I will now focus my attention on a few letters written by Harriet Jacobs that are found in The Harriet Jacobs Family Papers. After reading through dozens of letters that were written by Jacobs, there are three in particular that show her stout faith in Christ. In between December 27 1852, and February 14, 1853, Jacobs wrote a letter to Amy Post. She wrote the following:
"I had determined to let others think as p they pleased but my lips should be sealed and no one had a right to question me for this reason when I first came North I avoided the Anti-slavery people as much as possible because I felt that I could not be honest and tell the whole truth…I have tried for the last two years to conquer it and I feel that God has helped me or I never would consent to give my past life to any one for I would not do it with out giving the whole truth if it could help save another from my fate it would be selfish and unchristian in me to keep it back."
Later, around May 23, 1855, she wrote to Amy Post again saying
"I thought to have written to you before this. And sent the patterns I hope that I am not too late – I was sorry that I saw so little of you in the City – but I was thankful even for the hurried moments. your friend ship. dear Amy which has been so pleasant to me I owe it all to that Dear Brother who I still hope much from if it is Gods will to restore us together…"
Again, on June 21, 1857, Jacobs wrote to her good friend Amy Post stating
"A heart full of thanks for your kind and welcome – letter which would have been answered immediately – but for want of time to think a moment. I would dearly love to talk with you as it would be more satisfactory – but as I cannot I will try to explain myself on paper as well as I can –

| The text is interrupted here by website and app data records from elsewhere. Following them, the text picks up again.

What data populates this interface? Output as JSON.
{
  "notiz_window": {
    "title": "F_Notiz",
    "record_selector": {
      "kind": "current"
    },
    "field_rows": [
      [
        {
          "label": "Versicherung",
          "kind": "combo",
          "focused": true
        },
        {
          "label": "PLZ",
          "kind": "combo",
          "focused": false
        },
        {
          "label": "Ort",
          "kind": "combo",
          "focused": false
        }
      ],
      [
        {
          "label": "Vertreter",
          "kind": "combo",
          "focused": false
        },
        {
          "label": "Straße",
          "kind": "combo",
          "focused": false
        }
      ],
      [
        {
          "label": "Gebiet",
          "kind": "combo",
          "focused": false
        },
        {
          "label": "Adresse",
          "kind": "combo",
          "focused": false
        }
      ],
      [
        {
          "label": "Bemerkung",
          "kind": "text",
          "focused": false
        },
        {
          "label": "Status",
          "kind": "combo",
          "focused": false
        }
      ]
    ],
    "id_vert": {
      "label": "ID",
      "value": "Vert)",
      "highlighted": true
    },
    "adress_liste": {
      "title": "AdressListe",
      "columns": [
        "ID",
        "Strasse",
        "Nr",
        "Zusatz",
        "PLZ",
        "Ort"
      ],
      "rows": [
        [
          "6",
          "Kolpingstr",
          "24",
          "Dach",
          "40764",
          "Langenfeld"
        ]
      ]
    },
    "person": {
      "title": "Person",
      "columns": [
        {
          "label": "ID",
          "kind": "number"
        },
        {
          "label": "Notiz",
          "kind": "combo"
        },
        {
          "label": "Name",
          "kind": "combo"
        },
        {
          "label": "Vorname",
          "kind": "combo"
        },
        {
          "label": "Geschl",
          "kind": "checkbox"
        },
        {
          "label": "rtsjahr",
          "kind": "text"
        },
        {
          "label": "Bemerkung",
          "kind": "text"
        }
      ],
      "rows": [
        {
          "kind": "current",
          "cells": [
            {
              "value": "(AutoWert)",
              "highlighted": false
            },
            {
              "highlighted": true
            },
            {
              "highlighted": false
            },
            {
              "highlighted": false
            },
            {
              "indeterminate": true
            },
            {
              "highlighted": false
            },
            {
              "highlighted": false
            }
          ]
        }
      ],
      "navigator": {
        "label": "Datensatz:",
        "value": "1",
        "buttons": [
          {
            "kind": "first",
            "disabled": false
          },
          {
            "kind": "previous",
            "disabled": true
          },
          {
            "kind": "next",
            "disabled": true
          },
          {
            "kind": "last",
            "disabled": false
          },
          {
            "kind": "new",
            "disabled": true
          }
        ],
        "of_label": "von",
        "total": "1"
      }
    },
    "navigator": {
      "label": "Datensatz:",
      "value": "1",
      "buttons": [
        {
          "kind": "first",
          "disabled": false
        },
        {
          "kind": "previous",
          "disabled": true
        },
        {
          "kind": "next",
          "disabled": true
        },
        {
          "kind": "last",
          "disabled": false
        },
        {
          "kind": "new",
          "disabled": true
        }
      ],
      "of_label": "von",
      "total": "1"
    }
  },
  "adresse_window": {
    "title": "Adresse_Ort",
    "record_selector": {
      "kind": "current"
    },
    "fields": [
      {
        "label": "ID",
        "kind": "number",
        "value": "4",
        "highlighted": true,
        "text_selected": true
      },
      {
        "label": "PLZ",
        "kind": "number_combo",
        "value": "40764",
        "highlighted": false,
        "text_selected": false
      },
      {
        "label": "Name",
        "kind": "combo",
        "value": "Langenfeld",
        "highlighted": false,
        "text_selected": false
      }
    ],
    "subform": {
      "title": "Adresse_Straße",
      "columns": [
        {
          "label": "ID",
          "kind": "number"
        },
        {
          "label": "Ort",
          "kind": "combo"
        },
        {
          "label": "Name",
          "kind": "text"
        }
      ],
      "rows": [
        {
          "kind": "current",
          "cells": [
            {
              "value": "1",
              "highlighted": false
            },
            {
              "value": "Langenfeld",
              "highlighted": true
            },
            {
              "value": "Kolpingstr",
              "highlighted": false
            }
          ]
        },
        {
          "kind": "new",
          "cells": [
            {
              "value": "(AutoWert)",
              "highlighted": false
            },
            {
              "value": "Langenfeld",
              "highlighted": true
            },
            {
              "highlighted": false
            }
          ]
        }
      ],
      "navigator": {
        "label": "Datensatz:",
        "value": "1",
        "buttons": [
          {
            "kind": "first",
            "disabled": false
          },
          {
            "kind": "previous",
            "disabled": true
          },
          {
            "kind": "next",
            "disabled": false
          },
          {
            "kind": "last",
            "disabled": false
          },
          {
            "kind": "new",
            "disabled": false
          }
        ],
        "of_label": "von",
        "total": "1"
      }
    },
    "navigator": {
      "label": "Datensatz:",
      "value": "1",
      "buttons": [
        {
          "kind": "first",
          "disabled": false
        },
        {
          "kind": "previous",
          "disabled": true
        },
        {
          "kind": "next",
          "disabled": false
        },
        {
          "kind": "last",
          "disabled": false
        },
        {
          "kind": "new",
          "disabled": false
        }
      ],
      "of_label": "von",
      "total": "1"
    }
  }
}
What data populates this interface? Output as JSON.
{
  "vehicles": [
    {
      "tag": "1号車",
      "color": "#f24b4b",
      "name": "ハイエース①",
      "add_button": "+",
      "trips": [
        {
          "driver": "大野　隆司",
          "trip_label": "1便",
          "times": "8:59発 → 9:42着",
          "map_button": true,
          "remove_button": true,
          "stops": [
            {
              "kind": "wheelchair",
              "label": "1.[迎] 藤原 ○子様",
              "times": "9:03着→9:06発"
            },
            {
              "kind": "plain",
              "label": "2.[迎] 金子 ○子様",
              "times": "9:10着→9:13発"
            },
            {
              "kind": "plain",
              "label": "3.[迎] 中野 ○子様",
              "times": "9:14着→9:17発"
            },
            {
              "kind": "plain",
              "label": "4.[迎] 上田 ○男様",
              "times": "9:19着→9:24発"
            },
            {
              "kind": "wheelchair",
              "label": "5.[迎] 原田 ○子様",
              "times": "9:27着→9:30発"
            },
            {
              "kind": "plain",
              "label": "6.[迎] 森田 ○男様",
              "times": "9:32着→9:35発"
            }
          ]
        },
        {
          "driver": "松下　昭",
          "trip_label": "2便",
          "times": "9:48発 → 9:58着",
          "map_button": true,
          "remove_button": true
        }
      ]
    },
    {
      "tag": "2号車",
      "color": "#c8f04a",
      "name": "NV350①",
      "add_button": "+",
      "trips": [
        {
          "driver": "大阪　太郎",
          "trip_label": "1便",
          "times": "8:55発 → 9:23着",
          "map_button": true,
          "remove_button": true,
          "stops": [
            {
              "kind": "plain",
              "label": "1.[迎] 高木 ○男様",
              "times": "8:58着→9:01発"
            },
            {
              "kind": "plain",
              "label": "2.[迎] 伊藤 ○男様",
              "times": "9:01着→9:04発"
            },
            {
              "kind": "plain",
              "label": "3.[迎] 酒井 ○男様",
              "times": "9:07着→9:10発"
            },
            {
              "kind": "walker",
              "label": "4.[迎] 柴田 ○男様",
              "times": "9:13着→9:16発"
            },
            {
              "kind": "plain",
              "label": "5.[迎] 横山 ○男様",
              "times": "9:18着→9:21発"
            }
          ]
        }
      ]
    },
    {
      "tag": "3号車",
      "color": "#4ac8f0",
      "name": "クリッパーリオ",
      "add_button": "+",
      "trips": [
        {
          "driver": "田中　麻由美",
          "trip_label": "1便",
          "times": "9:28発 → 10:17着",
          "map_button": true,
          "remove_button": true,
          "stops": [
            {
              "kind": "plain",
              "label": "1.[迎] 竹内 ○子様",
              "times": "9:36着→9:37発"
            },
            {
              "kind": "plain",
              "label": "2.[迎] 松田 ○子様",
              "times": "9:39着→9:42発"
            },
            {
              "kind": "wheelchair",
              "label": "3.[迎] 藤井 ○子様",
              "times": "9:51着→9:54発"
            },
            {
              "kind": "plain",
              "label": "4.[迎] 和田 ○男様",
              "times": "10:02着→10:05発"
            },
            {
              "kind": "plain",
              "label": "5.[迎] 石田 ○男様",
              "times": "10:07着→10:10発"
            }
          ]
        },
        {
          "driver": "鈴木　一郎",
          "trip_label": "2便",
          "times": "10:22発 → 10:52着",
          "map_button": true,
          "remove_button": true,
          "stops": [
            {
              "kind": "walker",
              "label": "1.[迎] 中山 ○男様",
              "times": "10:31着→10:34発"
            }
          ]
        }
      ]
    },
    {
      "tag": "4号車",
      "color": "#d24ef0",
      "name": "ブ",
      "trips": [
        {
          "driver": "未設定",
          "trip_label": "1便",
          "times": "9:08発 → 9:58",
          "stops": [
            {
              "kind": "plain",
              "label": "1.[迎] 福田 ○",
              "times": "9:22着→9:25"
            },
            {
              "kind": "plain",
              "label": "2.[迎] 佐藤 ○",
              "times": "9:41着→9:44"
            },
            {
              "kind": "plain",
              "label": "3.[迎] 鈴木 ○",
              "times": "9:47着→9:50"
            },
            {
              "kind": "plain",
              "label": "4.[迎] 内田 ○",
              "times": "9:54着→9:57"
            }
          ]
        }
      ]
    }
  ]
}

I have My dear friend –…[obliterated] Striven faithfully to give a true and just account of my own life in slavry – God knows I have tried to do it in a Christian spirit – there are somethings that I might have made plainer I know – woman can whisper – her cruel wrongs into the ear of a very dear friend – much easier than she can record them for the world to read – I have left nothing out but what I thought – the world might believe that a Slave woman was too willing to pour out…"
Each of these letters shows the true heart of Harriet Jacobs. She desired more than anything to please God. She wanted so earnestly to live her life the way that God would have her live her life. She sought to serve him in everything that she did and I believe her writings make that a very clear truth.
 Jacobs, 10. These Biblical references are Mark 12:31 and Matthew 7:12, respectively.
 Ibid, 36.
 Ibid, 76. This Biblical reference in found in Ephesians 6:5.
 Ibid, 77.
 Further in chapters twelve and thirteen in Incidents, Jacobs discusses some of the differences between the white church and the black church. She emphasizes the hypocrisy of whites, in particular, saying that they do not recognize African’s religions as relevant. Also, they lean towards a Biblical doctrine that teaches blacks that they are inferior to whites using out of context Biblical references like Ephesians 6:5.
 Jacobs, 81.
 Ibid, 93.
 According to Dr. Norcom, she would have received her freedom, but Harriet did not believe that he would have followed through with his promise if she actually agreed to his proposal.
 Jean Fagan Yellin, The Harriet Jacobs Family Papers, (Chapel Hill: University of North Carolina Press: 2008), 191.
 Yellin, Family Papers, 224.
 Ibid, 236.